You use an execution control list (ECL) to set up workstation data security. An ECL protects user workstations against active content from unknown or suspect sources, and can be configured to limit the action of any active content that does run on workstations. The ECL determines whether the signer of the code is allowed to run the code on a given workstation, and defines the access that the code has to various workstation functions. For example, an ECL can prevent another person's code from running on a computer and damaging or erasing data.

"Active content" includes anything that can be run on a user workstation, including formulas; scripts; agents; design elements in databases and templates; documents with stored forms, actions, buttons, hot spots; as well as malicious code (such as viruses and so-called "Trojan horses").

There are two kinds of ECLs: the Administration ECL, which resides in the Domino Directory (NAMES.NSF), and the workstation ECL, which is stored in the user's Personal Address Book (NAMES.NSF). The Administration ECL is the template for all workstation ECLs. The workstation ECL is created when the Notes client is first installed. The Setup program copies the administration ECL from the Domino Directory to the Notes client to create the workstation ECL.

The workstation ECL

A workstation ECL lists the signatures of trusted authors of active content. "Trust" implies that the signature comes from a known and safe source. For example, every system and application template shipped with Domino or Notes contains the signature Lotus Notes Template Development. Likewise, every template and database that your organization designs should contain the signature of either the application developer or the administrator.

For each signature, the ECL contains settings that control the actions that active content signed with that signature can perform and the workstation system resources it can access.

For a description of ECL access options, see ECL security access options.

How the workstation ECL works

When active content runs on a user workstation and attempts a potentially harmful action -- for example, programmatically sending mail -- the following occurs:

1. Notes verifies that the active content is signed and looks up the signer of the code in the workstation ECL.

2. Notes checks the signer's ECL settings to determine whether the action is allowed.

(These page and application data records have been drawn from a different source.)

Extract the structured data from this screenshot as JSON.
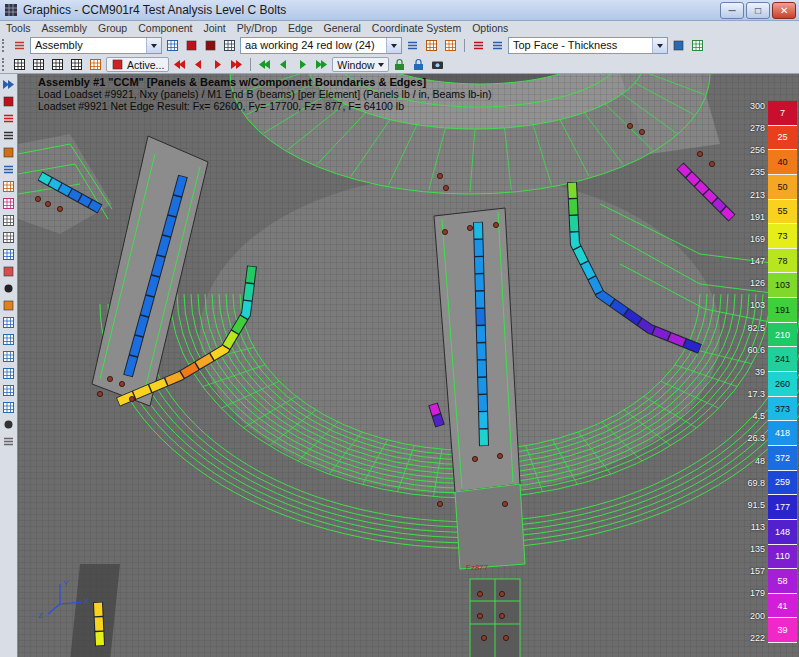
{
  "window": {
    "title": "Graphics - CCM901r4 Test Analysis Level C Bolts",
    "controls": [
      "─",
      "□",
      "✕"
    ]
  },
  "menu": [
    "Tools",
    "Assembly",
    "Group",
    "Component",
    "Joint",
    "Ply/Drop",
    "Edge",
    "General",
    "Coordinate System",
    "Options"
  ],
  "toolbar": {
    "group_select": "Assembly",
    "loadset_select": "aa working 24 red low (24)",
    "result_select": "Top Face - Thickness",
    "active_button": "Active...",
    "window_button": "Window"
  },
  "overlay": [
    "Assembly #1 \"CCM\" [Panels & Beams w/Component Boundaries & Edges]",
    "Load Loadset #9921, Nxy (panels) / M1 End B (beams) [per Element] (Panels lb / in, Beams lb-in)",
    "Loadset #9921 Net Edge Result: Fx= 62600, Fy= 17700, Fz= 877, F= 64100 lb"
  ],
  "marker_label": "Fz877",
  "axes": [
    "Y",
    "X",
    "Z"
  ],
  "legend": {
    "values": [
      "300",
      "278",
      "256",
      "235",
      "213",
      "191",
      "169",
      "147",
      "126",
      "103",
      "82.5",
      "60.6",
      "39",
      "17.3",
      "4.5",
      "26.3",
      "48",
      "69.8",
      "91.5",
      "113",
      "135",
      "157",
      "179",
      "200",
      "222"
    ],
    "bins": [
      {
        "count": "7",
        "color": "#c8102e"
      },
      {
        "count": "25",
        "color": "#e8401c"
      },
      {
        "count": "40",
        "color": "#f07a1a"
      },
      {
        "count": "50",
        "color": "#f5a623"
      },
      {
        "count": "55",
        "color": "#f8d21c"
      },
      {
        "count": "73",
        "color": "#e6ee1a"
      },
      {
        "count": "78",
        "color": "#b8e61e"
      },
      {
        "count": "103",
        "color": "#7fd82a"
      },
      {
        "count": "191",
        "color": "#3ecf3a"
      },
      {
        "count": "210",
        "color": "#22c864"
      },
      {
        "count": "241",
        "color": "#1fd09a"
      },
      {
        "count": "260",
        "color": "#1ed2d0"
      },
      {
        "count": "373",
        "color": "#1cb8e6"
      },
      {
        "count": "418",
        "color": "#1a94e8"
      },
      {
        "count": "372",
        "color": "#1a6ee0"
      },
      {
        "count": "259",
        "color": "#1c48d8"
      },
      {
        "count": "177",
        "color": "#2a24cc"
      },
      {
        "count": "148",
        "color": "#5420cc"
      },
      {
        "count": "110",
        "color": "#7e1ed0"
      },
      {
        "count": "58",
        "color": "#a81ed6"
      },
      {
        "count": "41",
        "color": "#d21ed8"
      },
      {
        "count": "39",
        "color": "#f028c8"
      }
    ]
  },
  "beam_results": [
    {
      "values": [
        27,
        2,
        -23,
        -48,
        -48,
        -48
      ]
    },
    {
      "values": [
        -48,
        -48,
        -40,
        -48,
        -48,
        -48,
        -48,
        -48,
        -48,
        -48
      ]
    },
    {
      "values": [
        76,
        51,
        27,
        101,
        151,
        200,
        225,
        250,
        225,
        200,
        200,
        200
      ]
    },
    {
      "values": [
        2,
        -23,
        -23,
        -23,
        -23,
        -48,
        -23,
        -23,
        -23,
        -23,
        -23,
        2,
        27
      ]
    },
    {
      "values": [
        126,
        101,
        51,
        27,
        27,
        2,
        -23,
        -48,
        -73,
        -98,
        -123,
        -147,
        -172,
        -98
      ]
    },
    {
      "values": [
        -197,
        -197,
        -197,
        -197,
        -172,
        -197
      ]
    },
    {
      "values": [
        -197,
        -123
      ]
    },
    {
      "values": [
        200,
        200,
        176
      ]
    }
  ]
}
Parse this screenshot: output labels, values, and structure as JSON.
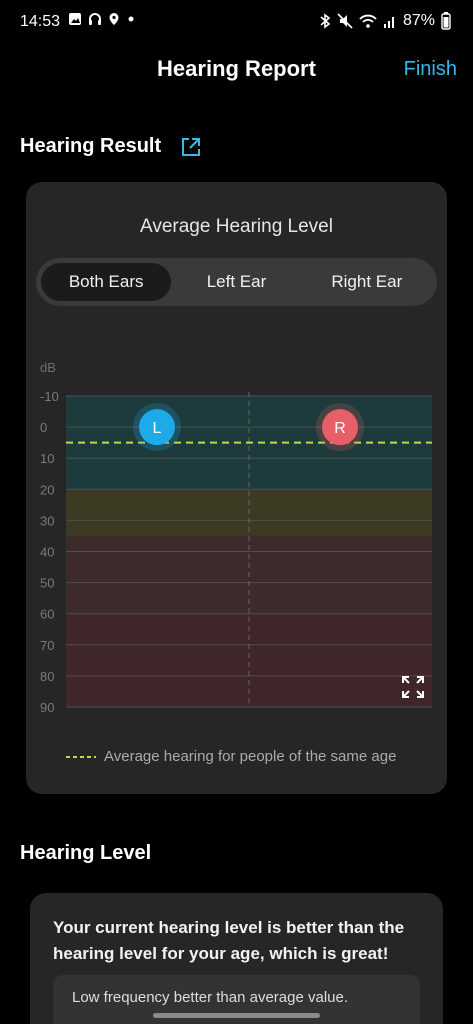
{
  "status_bar": {
    "time": "14:53",
    "battery": "87%",
    "left_icons": [
      "image-icon",
      "headphones-icon",
      "location-icon",
      "dot-icon"
    ],
    "right_icons": [
      "bluetooth-icon",
      "mute-icon",
      "wifi-icon",
      "signal-icon"
    ]
  },
  "header": {
    "title": "Hearing Report",
    "finish_label": "Finish",
    "accent_color": "#36b9e6"
  },
  "hearing_result": {
    "section_title": "Hearing Result",
    "card_title": "Average Hearing Level",
    "tabs": [
      {
        "label": "Both Ears",
        "active": true
      },
      {
        "label": "Left Ear",
        "active": false
      },
      {
        "label": "Right Ear",
        "active": false
      }
    ],
    "legend_text": "Average hearing for people of the same age"
  },
  "chart_data": {
    "type": "scatter",
    "ylabel": "dB",
    "y_ticks": [
      "-10",
      "0",
      "10",
      "20",
      "30",
      "40",
      "50",
      "60",
      "70",
      "80",
      "90"
    ],
    "ylim": [
      -10,
      90
    ],
    "y_inverted": true,
    "zones": [
      {
        "from": -10,
        "to": 20,
        "color": "#1d3a3c"
      },
      {
        "from": 20,
        "to": 35,
        "color": "#3c3a22"
      },
      {
        "from": 35,
        "to": 60,
        "color": "#3d2a2a"
      },
      {
        "from": 60,
        "to": 90,
        "color": "#40262a"
      }
    ],
    "series": [
      {
        "name": "L",
        "value": 0,
        "color": "#1ea9e8"
      },
      {
        "name": "R",
        "value": 0,
        "color": "#e86067"
      }
    ],
    "reference_line": {
      "value": 5,
      "color": "#c8d84a"
    }
  },
  "hearing_level": {
    "section_title": "Hearing Level",
    "summary": "Your current hearing level is better than the hearing level for your age, which is great!",
    "detail": "Low frequency better than average value."
  }
}
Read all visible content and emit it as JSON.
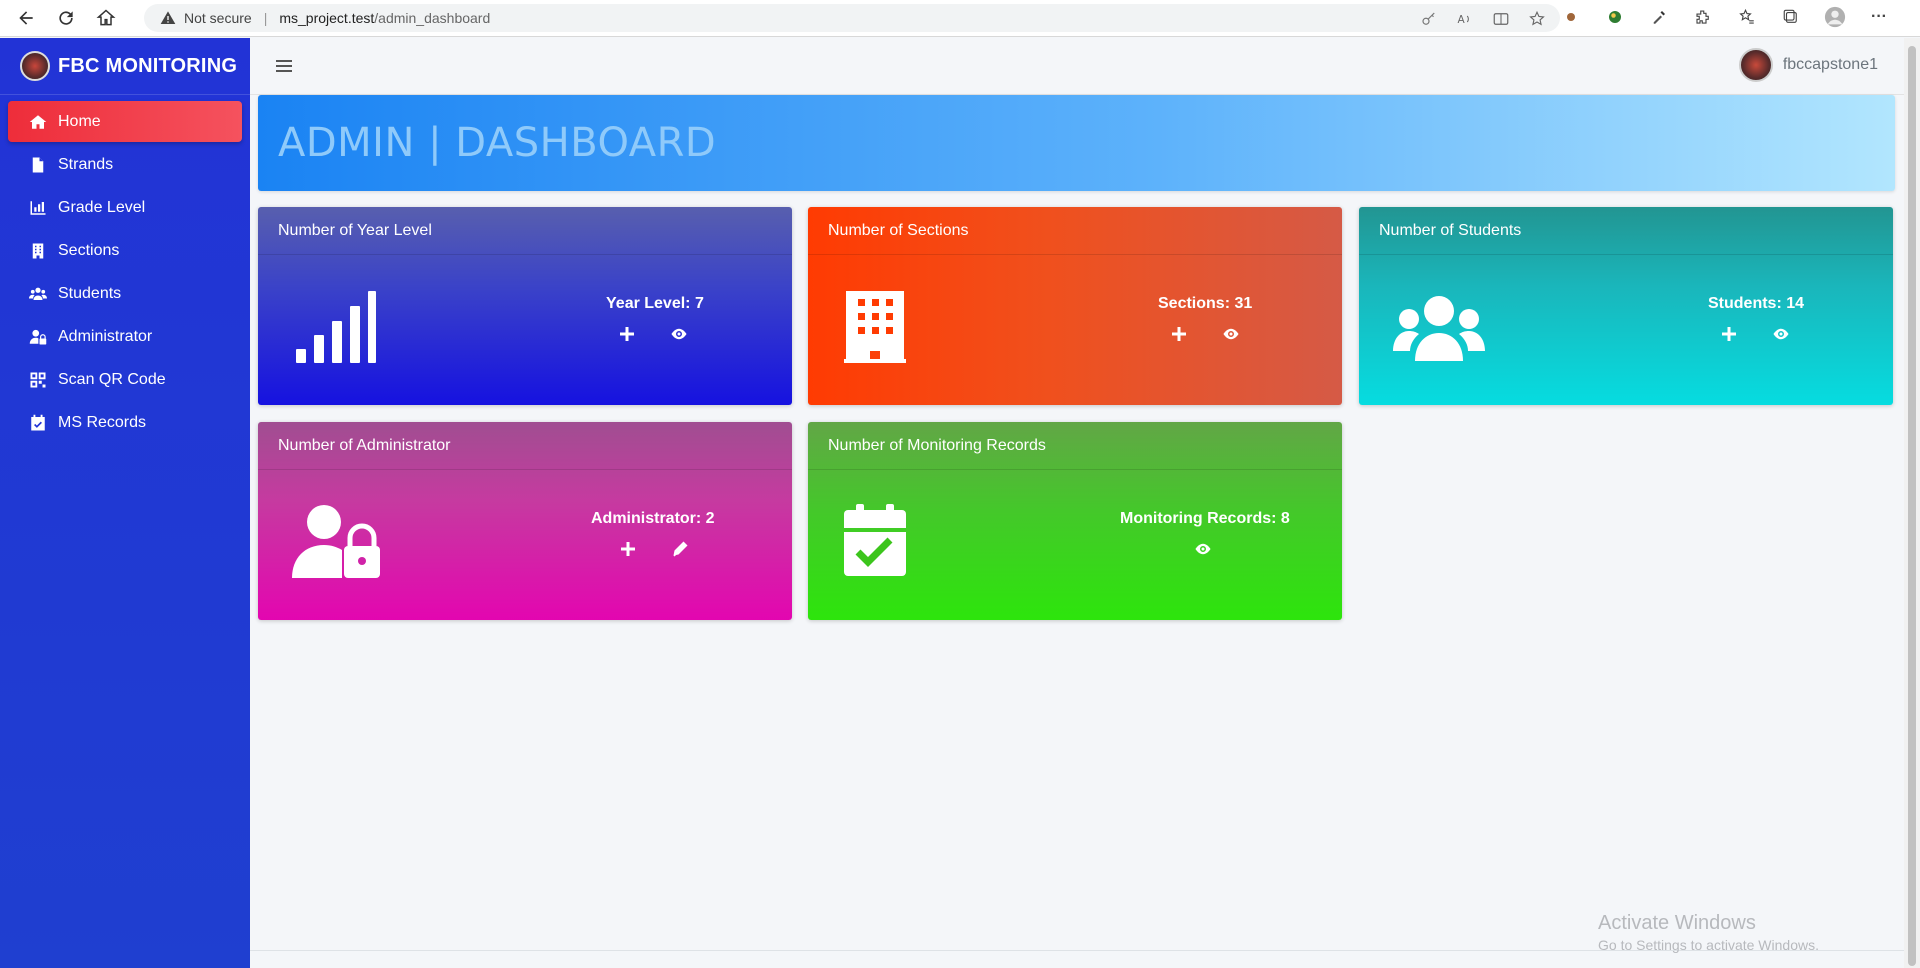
{
  "browser": {
    "security_label": "Not secure",
    "url_host": "ms_project.test",
    "url_path": "/admin_dashboard"
  },
  "sidebar": {
    "brand": "FBC MONITORING",
    "items": [
      {
        "label": "Home",
        "icon": "home-icon",
        "active": true
      },
      {
        "label": "Strands",
        "icon": "file-icon"
      },
      {
        "label": "Grade Level",
        "icon": "bar-chart-icon"
      },
      {
        "label": "Sections",
        "icon": "building-icon"
      },
      {
        "label": "Students",
        "icon": "users-icon"
      },
      {
        "label": "Administrator",
        "icon": "user-lock-icon"
      },
      {
        "label": "Scan QR Code",
        "icon": "qr-code-icon"
      },
      {
        "label": "MS Records",
        "icon": "calendar-check-icon"
      }
    ]
  },
  "topbar": {
    "username": "fbccapstone1"
  },
  "header": {
    "title": "ADMIN | DASHBOARD"
  },
  "cards": [
    {
      "title": "Number of Year Level",
      "stat": "Year Level: 7",
      "icon": "signal-icon",
      "actions": [
        "plus-icon",
        "eye-icon"
      ]
    },
    {
      "title": "Number of Sections",
      "stat": "Sections: 31",
      "icon": "building-icon",
      "actions": [
        "plus-icon",
        "eye-icon"
      ]
    },
    {
      "title": "Number of Students",
      "stat": "Students: 14",
      "icon": "users-icon",
      "actions": [
        "plus-icon",
        "eye-icon"
      ]
    },
    {
      "title": "Number of Administrator",
      "stat": "Administrator: 2",
      "icon": "user-lock-icon",
      "actions": [
        "plus-icon",
        "edit-icon"
      ]
    },
    {
      "title": "Number of Monitoring Records",
      "stat": "Monitoring Records: 8",
      "icon": "calendar-check-icon",
      "actions": [
        "eye-icon"
      ]
    }
  ],
  "watermark": {
    "line1": "Activate Windows",
    "line2": "Go to Settings to activate Windows."
  },
  "colors": {
    "sidebar": "#2233d6",
    "active_item": "#ee2d3a",
    "card_year_level": "#1612e0",
    "card_sections": "#ff3b02",
    "card_students": "#06dce0",
    "card_administrator": "#e306b0",
    "card_records": "#2de50c"
  }
}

3. One of the following occurs:

Note The administration ECL has a setting that prevents users from changing their workstation ECLs. If this setting is enabled, then the user's option to trust the signer is disabled.

See Also